Jayne Mansfield: The Urban Legend

Jayne Mansfield

Jayne Mansfield was born on the 19th of April 1933  and died on June 29, 1967. She was an American actress in theatre working both on Broadway and in Hollywood. One of the leading blonde sex symbols of the 1950s, known for her hourglass figure and plunging clothes that reveals cleavage and platinum blonde hair.

Although, Mansfield’s film career was short-lived, she had several box office successes. She won the Theatre World Award, a Golden Globe and a Golden Laurel. She remained a popular celebrity despite the demands for Blonde Bombshell decline in the sixties.

In her later career she continued to attract large crowds in foreign countries and in lucrative and successful nightclub tours. Mansfield had been a Playboy Playmate of the Month and appeared in the magazine several additional times. She died in an automobile accident at age 34.

Mansfield acted on stage and appeared in a prominent role in the Broadway production of George Axelrod’s comedy Will Success Spoil Rock Hunter? Wherein The New York Times described the “commendable abandon” of her scantily clad rendition of Rita Marlowe in the play, “a platinum-pated movie siren” with the wavy contours of Marilyn Monroe. Mansfield tour 16 countries in Europe for the 20th Century Fox. She also appeared in stage productions of Gentlemen Prefer Blondes and Bus Stop, which were well reviewed and co-starred Hargitay.

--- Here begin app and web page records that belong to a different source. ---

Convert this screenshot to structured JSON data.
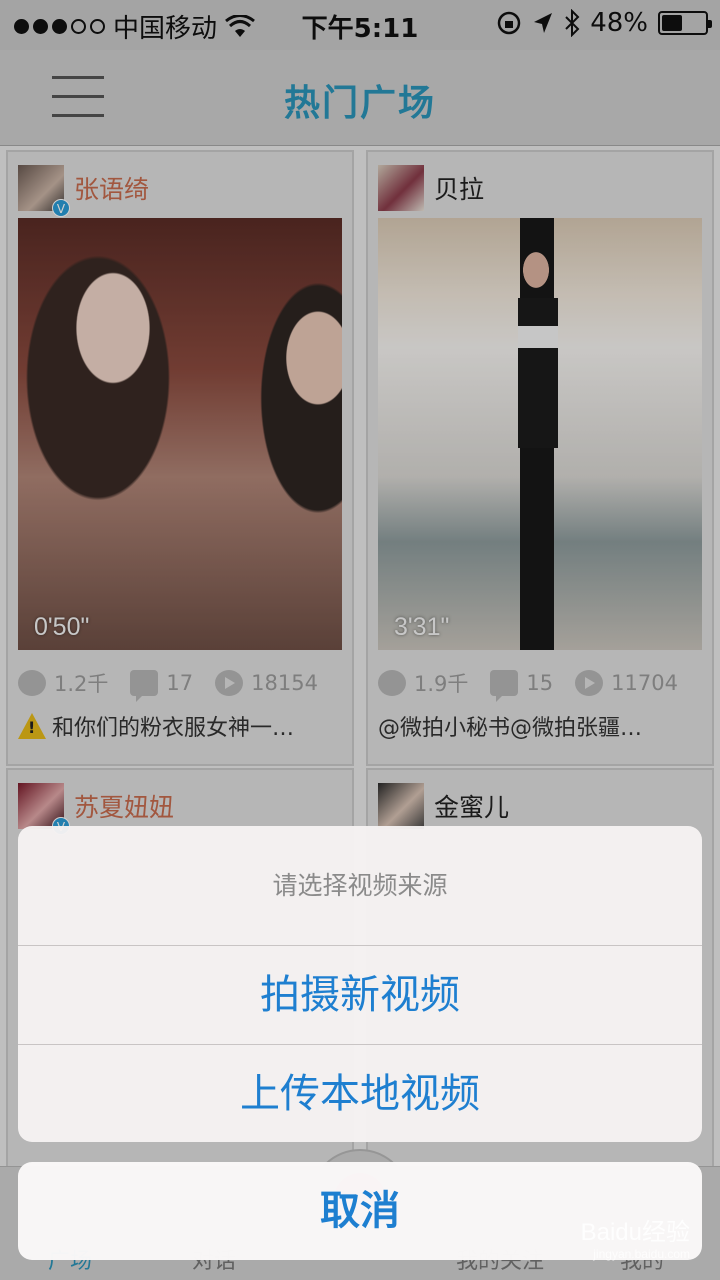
{
  "status_bar": {
    "carrier": "中国移动",
    "time": "下午5:11",
    "battery": "48%",
    "battery_level": 0.48
  },
  "nav": {
    "title": "热门广场"
  },
  "feed": {
    "cards": [
      {
        "author": "张语绮",
        "verified": true,
        "duration": "0'50\"",
        "gifts": "1.2千",
        "comments": "17",
        "plays": "18154",
        "caption": "和你们的粉衣服女神一…"
      },
      {
        "author": "贝拉",
        "verified": false,
        "duration": "3'31\"",
        "gifts": "1.9千",
        "comments": "15",
        "plays": "11704",
        "caption": "@微拍小秘书@微拍张疆…"
      },
      {
        "author": "苏夏妞妞",
        "verified": true
      },
      {
        "author": "金蜜儿",
        "verified": false
      }
    ]
  },
  "tab_bar": {
    "items": [
      "广场",
      "对话",
      "我的关注",
      "我的"
    ]
  },
  "action_sheet": {
    "title": "请选择视频来源",
    "options": [
      "拍摄新视频",
      "上传本地视频"
    ],
    "cancel": "取消"
  },
  "watermark": {
    "text": "Baidu经验",
    "url": "jingyan.baidu.com"
  },
  "colors": {
    "accent": "#2a93b8",
    "sheet_action": "#1e7fd0",
    "author_highlight": "#c66b4e"
  }
}
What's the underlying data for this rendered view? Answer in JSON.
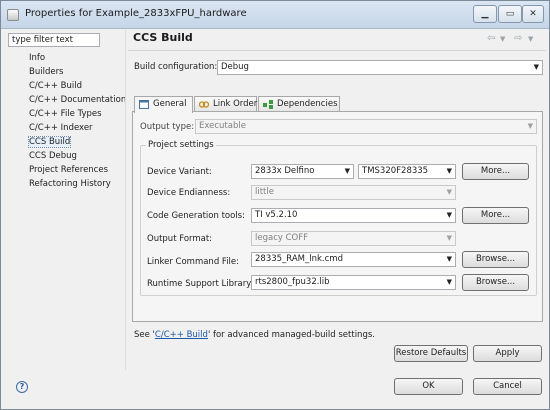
{
  "window": {
    "title": "Properties for Example_2833xFPU_hardware"
  },
  "nav": {
    "filter_text": "type filter text",
    "items": [
      {
        "label": "Info"
      },
      {
        "label": "Builders"
      },
      {
        "label": "C/C++ Build"
      },
      {
        "label": "C/C++ Documentation"
      },
      {
        "label": "C/C++ File Types"
      },
      {
        "label": "C/C++ Indexer"
      },
      {
        "label": "CCS Build"
      },
      {
        "label": "CCS Debug"
      },
      {
        "label": "Project References"
      },
      {
        "label": "Refactoring History"
      }
    ],
    "selected_index": 6
  },
  "page": {
    "title": "CCS Build",
    "build_config_label": "Build configuration:",
    "build_config_value": "Debug",
    "tabs": [
      {
        "label": "General",
        "icon": "general-tab-icon",
        "active": true
      },
      {
        "label": "Link Order",
        "icon": "link-order-icon",
        "active": false
      },
      {
        "label": "Dependencies",
        "icon": "dependencies-icon",
        "active": false
      }
    ],
    "output_type_label": "Output type:",
    "output_type_value": "Executable",
    "project_settings_title": "Project settings",
    "device_variant_label": "Device Variant:",
    "device_family_value": "2833x Delfino",
    "device_part_value": "TMS320F28335",
    "endianness_label": "Device Endianness:",
    "endianness_value": "little",
    "codegen_label": "Code Generation tools:",
    "codegen_value": "TI v5.2.10",
    "output_format_label": "Output Format:",
    "output_format_value": "legacy COFF",
    "linker_cmd_label": "Linker Command File:",
    "linker_cmd_value": "28335_RAM_lnk.cmd",
    "rts_label": "Runtime Support Library:",
    "rts_value": "rts2800_fpu32.lib",
    "more_label": "More...",
    "browse_label": "Browse...",
    "see_prefix": "See '",
    "see_link": "C/C++ Build",
    "see_suffix": "' for advanced managed-build settings.",
    "restore_defaults_label": "Restore Defaults",
    "apply_label": "Apply"
  },
  "footer": {
    "ok_label": "OK",
    "cancel_label": "Cancel",
    "help_glyph": "?"
  },
  "icons": {
    "titlebar": "app-icon",
    "help": "help-icon",
    "back": "back-arrow-icon",
    "forward": "forward-arrow-icon"
  }
}
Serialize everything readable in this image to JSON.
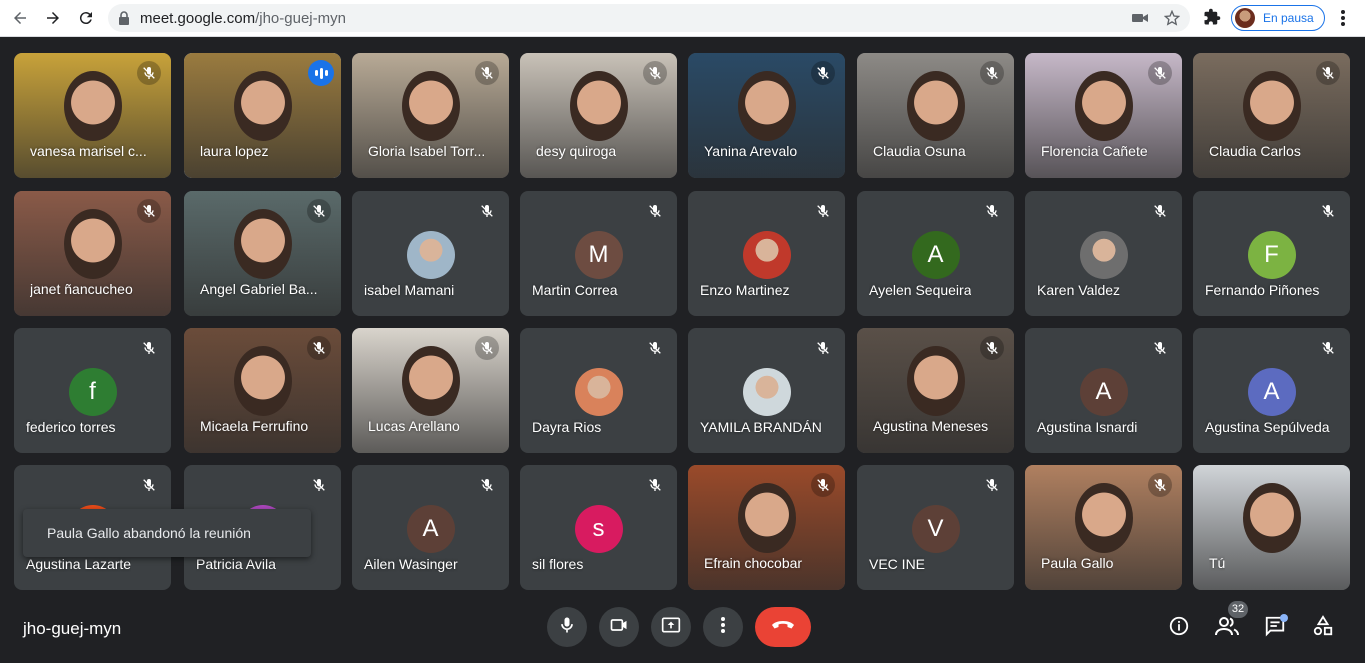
{
  "browser": {
    "url_host": "meet.google.com",
    "url_path": "/jho-guej-myn",
    "profile_label": "En pausa"
  },
  "tiles": [
    {
      "name": "vanesa marisel c...",
      "kind": "video",
      "muted": true,
      "bg": "#c8a23a"
    },
    {
      "name": "laura lopez",
      "kind": "video",
      "muted": false,
      "speaking": true,
      "bg": "#9a7b3f"
    },
    {
      "name": "Gloria Isabel Torr...",
      "kind": "video",
      "muted": true,
      "bg": "#b8aa96"
    },
    {
      "name": "desy quiroga",
      "kind": "video",
      "muted": true,
      "bg": "#c9c2b8"
    },
    {
      "name": "Yanina Arevalo",
      "kind": "video",
      "muted": true,
      "bg": "#2a4a66"
    },
    {
      "name": "Claudia Osuna",
      "kind": "video",
      "muted": true,
      "bg": "#8d8a86"
    },
    {
      "name": "Florencia Cañete",
      "kind": "video",
      "muted": true,
      "bg": "#c6b8c8"
    },
    {
      "name": "Claudia Carlos",
      "kind": "video",
      "muted": true,
      "bg": "#7a6c5e"
    },
    {
      "name": "janet ñancucheo",
      "kind": "video",
      "muted": true,
      "bg": "#8a5a48"
    },
    {
      "name": "Angel Gabriel Ba...",
      "kind": "video",
      "muted": true,
      "bg": "#5a6a6a"
    },
    {
      "name": "isabel Mamani",
      "kind": "photo",
      "muted": true,
      "photo_color": "#9fb6c8"
    },
    {
      "name": "Martin Correa",
      "kind": "avatar",
      "muted": true,
      "letter": "M",
      "color": "#6d4c41"
    },
    {
      "name": "Enzo Martinez",
      "kind": "photo",
      "muted": true,
      "photo_color": "#c0392b"
    },
    {
      "name": "Ayelen Sequeira",
      "kind": "avatar",
      "muted": true,
      "letter": "A",
      "color": "#33691e"
    },
    {
      "name": "Karen Valdez",
      "kind": "photo",
      "muted": true,
      "photo_color": "#6e6e6e"
    },
    {
      "name": "Fernando Piñones",
      "kind": "avatar",
      "muted": true,
      "letter": "F",
      "color": "#7cb342"
    },
    {
      "name": "federico torres",
      "kind": "avatar",
      "muted": true,
      "letter": "f",
      "color": "#2e7d32"
    },
    {
      "name": "Micaela Ferrufino",
      "kind": "video",
      "muted": true,
      "bg": "#6b4c3a"
    },
    {
      "name": "Lucas Arellano",
      "kind": "video",
      "muted": true,
      "bg": "#d9d4cc"
    },
    {
      "name": "Dayra Rios",
      "kind": "photo",
      "muted": true,
      "photo_color": "#d9825b"
    },
    {
      "name": "YAMILA BRANDÁN",
      "kind": "photo",
      "muted": true,
      "photo_color": "#cfd8dc"
    },
    {
      "name": "Agustina Meneses",
      "kind": "video",
      "muted": true,
      "bg": "#5a5048"
    },
    {
      "name": "Agustina Isnardi",
      "kind": "avatar",
      "muted": true,
      "letter": "A",
      "color": "#5d4037"
    },
    {
      "name": "Agustina Sepúlveda",
      "kind": "avatar",
      "muted": true,
      "letter": "A",
      "color": "#5c6bc0"
    },
    {
      "name": "Agustina Lazarte",
      "kind": "avatar",
      "muted": true,
      "letter": "A",
      "color": "#e64a19"
    },
    {
      "name": "Patricia Avila",
      "kind": "avatar",
      "muted": true,
      "letter": "P",
      "color": "#ab47bc"
    },
    {
      "name": "Ailen Wasinger",
      "kind": "avatar",
      "muted": true,
      "letter": "A",
      "color": "#5d4037"
    },
    {
      "name": "sil flores",
      "kind": "avatar",
      "muted": true,
      "letter": "s",
      "color": "#d81b60"
    },
    {
      "name": "Efrain chocobar",
      "kind": "video",
      "muted": true,
      "bg": "#9a4a2a"
    },
    {
      "name": "VEC INE",
      "kind": "avatar",
      "muted": true,
      "letter": "V",
      "color": "#5d4037"
    },
    {
      "name": "Paula Gallo",
      "kind": "video",
      "muted": true,
      "bg": "#b08060"
    },
    {
      "name": "Tú",
      "kind": "video",
      "muted": false,
      "bg": "#d0d4d8"
    }
  ],
  "toast": {
    "text": "Paula Gallo abandonó la reunión"
  },
  "meeting": {
    "code": "jho-guej-myn",
    "participant_count": "32"
  },
  "icons": {
    "back": "back-arrow-icon",
    "forward": "forward-arrow-icon",
    "reload": "reload-icon",
    "lock": "lock-icon",
    "camera_blocked": "camera-icon",
    "star": "star-icon",
    "extensions": "puzzle-icon",
    "chrome_menu": "more-vert-icon",
    "mic": "microphone-icon",
    "camera": "videocam-icon",
    "present": "present-screen-icon",
    "more": "more-vert-icon",
    "hangup": "call-end-icon",
    "info": "info-icon",
    "people": "people-icon",
    "chat": "chat-icon",
    "activities": "activities-icon"
  },
  "colors": {
    "hangup": "#ea4335",
    "tile_bg": "#3c4043",
    "page_bg": "#202124",
    "speaking_blue": "#1a73e8"
  }
}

Mansfield was dissatisfied with her film roles when Hargitay and her were headlined at the Dunes in Las Vegas in an act called The House of Love, for which the actress earned $35,000 a week. It proved to be such a hit that she extended her stay, and 20th Century Fox Records subsequently recorded the show for an album called Jayne Mansfield Busts Up Las Vegas, in 1962. Because of her huge success she still commanded a salary of $8,000-$25,000 per week for her nightclub act. She traveled all over the world with it. In 1967, the year she died, Mansfield’s time was split between nightclub performances and the production of her last film, Single Room Furnished, a low-budget production directed by then-husband Matt Cimber.

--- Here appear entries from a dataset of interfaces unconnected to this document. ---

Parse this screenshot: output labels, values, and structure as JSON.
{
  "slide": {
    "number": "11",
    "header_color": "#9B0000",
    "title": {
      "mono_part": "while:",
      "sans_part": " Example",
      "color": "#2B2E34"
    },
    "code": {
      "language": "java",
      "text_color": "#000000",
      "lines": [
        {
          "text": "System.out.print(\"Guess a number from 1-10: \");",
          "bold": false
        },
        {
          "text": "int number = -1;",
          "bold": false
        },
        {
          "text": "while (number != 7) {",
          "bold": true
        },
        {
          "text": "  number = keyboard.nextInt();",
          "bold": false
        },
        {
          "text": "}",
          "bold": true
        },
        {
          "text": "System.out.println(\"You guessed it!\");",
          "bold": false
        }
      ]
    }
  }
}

Mansfield was married three times, divorced twice, and had five children. Reportedly she also had illicit affairs and sexual encounters with numerous individuals, including Claude Terrail (the owner of the Paris restaurant La Tour d’Argent), Robert F. Kennedy, John F Kennedy the Brazilian billionaire Jorge Guinle, and Anton LaVey. She had a brief affair with Jan Cremer, a young Dutch writer who dedicated his 1965 autobiographical novel, I, Jan Cremer, to her. Jan Cremer wrote a large part of his book I, Jan Cremer – III about their relationship. She also had a well-publicized relationship in 1963 with the singer Nelson Sardelli, whom she said she planned to marry once her divorce from Hargitay was finalized. At the time of her death, Mansfield was accompanied by Sam Brody, her married divorce lawyer and lover at the time.

The Urban legend died in automotive accident, The death certificate stated that the immediate cause of Mansfield’s death was a “crushed skull with avulsion of cranium and brain”. She is interred in Fairview Cemetery, southeast of Pen Argyl. Her gravestone reads “We Live to Love You More Each Day”. A memorial cenotaph, showing an incorrect birth year, was erected in the Hollywood Forever Cemetery, Hollywood, California. The cenotaph was placed by The Jayne Mansfield Fan Club and has the incorrect birth year because Mansfield herself tended to provide incorrect information about her age.